The city of Austin’s budget office dropped the first hints Thursday that property taxes will go up and city services could be scaled back in the coming year.
Austin will need to add $29.1 million to its operating budget just to keep in place the services it now provides, according to a budget forecast given to the City Council. That’s barely possible even if property taxes are raised as high as state law allows without a special election, according to the city’s budget office.
The story you’re reading is premium content from the Austin American-Statesman. Subscribers get total access to all our in-depth news, digital editions and exclusive premium content. You can also buy a 24-hour digital pass or 7-day digital pass.
Read MyStatesman.com now — 24-hour digital pass99¢ for 24-hours
Read MyStatesman.com all week — 7-day digital pass$3.99 for 7-days
Subscribe to the Statesman for as little as 33¢ per dayView Offers
For Subscribers: Register your account for digital access.Access Digital
For Subscribers: Sign in here if you have already registered your account.Sign In
Despite rosy economy projections, even a hefty property-tax increase will only allow Austin to keep current services in place, and not cover across-the-board employee raises or staffing and equipment requests from city departments, city budget officers say.
If the property-tax rate stays the same, at 50.29 cents per $100 of value, Austin would collect $19 million more in taxes, largely because of rising values. The budget office says the city will need $29.1 million just to keep current services in place, and another $42.7 million to give 3 percent raises.
The maximum increase allowable without a special election would net the city an additional $30.3 million — and the owner of a median-value home, listed as $189,027 in presentation, would see the annual bill rise $78, to $974.76.

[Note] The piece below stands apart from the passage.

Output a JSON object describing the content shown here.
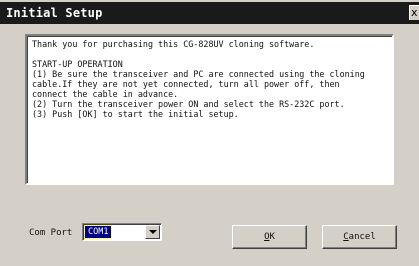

When fees are added in, the typical Austin home would pay $3,761.88, up $162.96.